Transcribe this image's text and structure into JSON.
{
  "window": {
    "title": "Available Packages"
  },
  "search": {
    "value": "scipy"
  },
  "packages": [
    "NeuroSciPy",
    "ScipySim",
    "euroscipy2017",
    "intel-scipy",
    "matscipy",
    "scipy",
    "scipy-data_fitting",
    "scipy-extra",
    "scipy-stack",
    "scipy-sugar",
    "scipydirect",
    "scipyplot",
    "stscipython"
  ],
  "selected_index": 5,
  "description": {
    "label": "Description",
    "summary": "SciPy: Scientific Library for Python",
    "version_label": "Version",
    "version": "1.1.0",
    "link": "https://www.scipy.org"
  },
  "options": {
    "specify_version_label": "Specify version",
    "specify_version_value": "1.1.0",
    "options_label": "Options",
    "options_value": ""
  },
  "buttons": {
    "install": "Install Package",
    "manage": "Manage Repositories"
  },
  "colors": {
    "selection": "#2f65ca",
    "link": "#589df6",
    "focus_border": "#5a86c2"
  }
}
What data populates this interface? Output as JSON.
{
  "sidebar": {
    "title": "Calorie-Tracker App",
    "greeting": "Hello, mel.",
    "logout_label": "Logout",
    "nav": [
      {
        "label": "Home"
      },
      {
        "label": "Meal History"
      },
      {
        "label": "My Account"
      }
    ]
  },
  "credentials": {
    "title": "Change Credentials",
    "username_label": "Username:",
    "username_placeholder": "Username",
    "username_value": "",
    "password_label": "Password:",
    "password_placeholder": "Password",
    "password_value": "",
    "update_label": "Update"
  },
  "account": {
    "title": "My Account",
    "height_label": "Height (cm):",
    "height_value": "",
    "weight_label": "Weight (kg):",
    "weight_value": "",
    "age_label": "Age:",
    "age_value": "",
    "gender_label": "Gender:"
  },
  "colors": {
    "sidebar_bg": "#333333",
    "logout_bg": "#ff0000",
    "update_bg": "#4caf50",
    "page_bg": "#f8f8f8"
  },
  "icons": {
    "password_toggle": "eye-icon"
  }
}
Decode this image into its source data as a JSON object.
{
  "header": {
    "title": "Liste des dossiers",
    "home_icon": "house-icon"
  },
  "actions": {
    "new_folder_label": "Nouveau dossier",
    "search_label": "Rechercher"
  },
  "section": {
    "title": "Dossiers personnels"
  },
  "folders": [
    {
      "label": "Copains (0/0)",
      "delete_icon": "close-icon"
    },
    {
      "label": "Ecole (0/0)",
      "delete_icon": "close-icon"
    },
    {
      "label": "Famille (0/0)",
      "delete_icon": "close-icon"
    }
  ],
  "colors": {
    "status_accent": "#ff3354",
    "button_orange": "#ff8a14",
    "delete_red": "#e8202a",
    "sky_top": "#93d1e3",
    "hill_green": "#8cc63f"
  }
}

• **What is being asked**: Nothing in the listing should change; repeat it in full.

• **Response to the exercise**:
Transcribe this image's text and structure into JSON.
{
  "window": {
    "title": "Available Packages"
  },
  "search": {
    "value": "scipy"
  },
  "packages": [
    "NeuroSciPy",
    "ScipySim",
    "euroscipy2017",
    "intel-scipy",
    "matscipy",
    "scipy",
    "scipy-data_fitting",
    "scipy-extra",
    "scipy-stack",
    "scipy-sugar",
    "scipydirect",
    "scipyplot",
    "stscipython"
  ],
  "selected_index": 5,
  "description": {
    "label": "Description",
    "summary": "SciPy: Scientific Library for Python",
    "version_label": "Version",
    "version": "1.1.0",
    "link": "https://www.scipy.org"
  },
  "options": {
    "specify_version_label": "Specify version",
    "specify_version_value": "1.1.0",
    "options_label": "Options",
    "options_value": ""
  },
  "buttons": {
    "install": "Install Package",
    "manage": "Manage Repositories"
  },
  "colors": {
    "selection": "#2f65ca",
    "link": "#589df6",
    "focus_border": "#5a86c2"
  }
}
What data populates this interface? Output as JSON.
{
  "sidebar": {
    "title": "Calorie-Tracker App",
    "greeting": "Hello, mel.",
    "logout_label": "Logout",
    "nav": [
      {
        "label": "Home"
      },
      {
        "label": "Meal History"
      },
      {
        "label": "My Account"
      }
    ]
  },
  "credentials": {
    "title": "Change Credentials",
    "username_label": "Username:",
    "username_placeholder": "Username",
    "username_value": "",
    "password_label": "Password:",
    "password_placeholder": "Password",
    "password_value": "",
    "update_label": "Update"
  },
  "account": {
    "title": "My Account",
    "height_label": "Height (cm):",
    "height_value": "",
    "weight_label": "Weight (kg):",
    "weight_value": "",
    "age_label": "Age:",
    "age_value": "",
    "gender_label": "Gender:"
  },
  "colors": {
    "sidebar_bg": "#333333",
    "logout_bg": "#ff0000",
    "update_bg": "#4caf50",
    "page_bg": "#f8f8f8"
  },
  "icons": {
    "password_toggle": "eye-icon"
  }
}
Decode this image into its source data as a JSON object.
{
  "header": {
    "title": "Liste des dossiers",
    "home_icon": "house-icon"
  },
  "actions": {
    "new_folder_label": "Nouveau dossier",
    "search_label": "Rechercher"
  },
  "section": {
    "title": "Dossiers personnels"
  },
  "folders": [
    {
      "label": "Copains (0/0)",
      "delete_icon": "close-icon"
    },
    {
      "label": "Ecole (0/0)",
      "delete_icon": "close-icon"
    },
    {
      "label": "Famille (0/0)",
      "delete_icon": "close-icon"
    }
  ],
  "colors": {
    "status_accent": "#ff3354",
    "button_orange": "#ff8a14",
    "delete_red": "#e8202a",
    "sky_top": "#93d1e3",
    "hill_green": "#8cc63f"
  }
}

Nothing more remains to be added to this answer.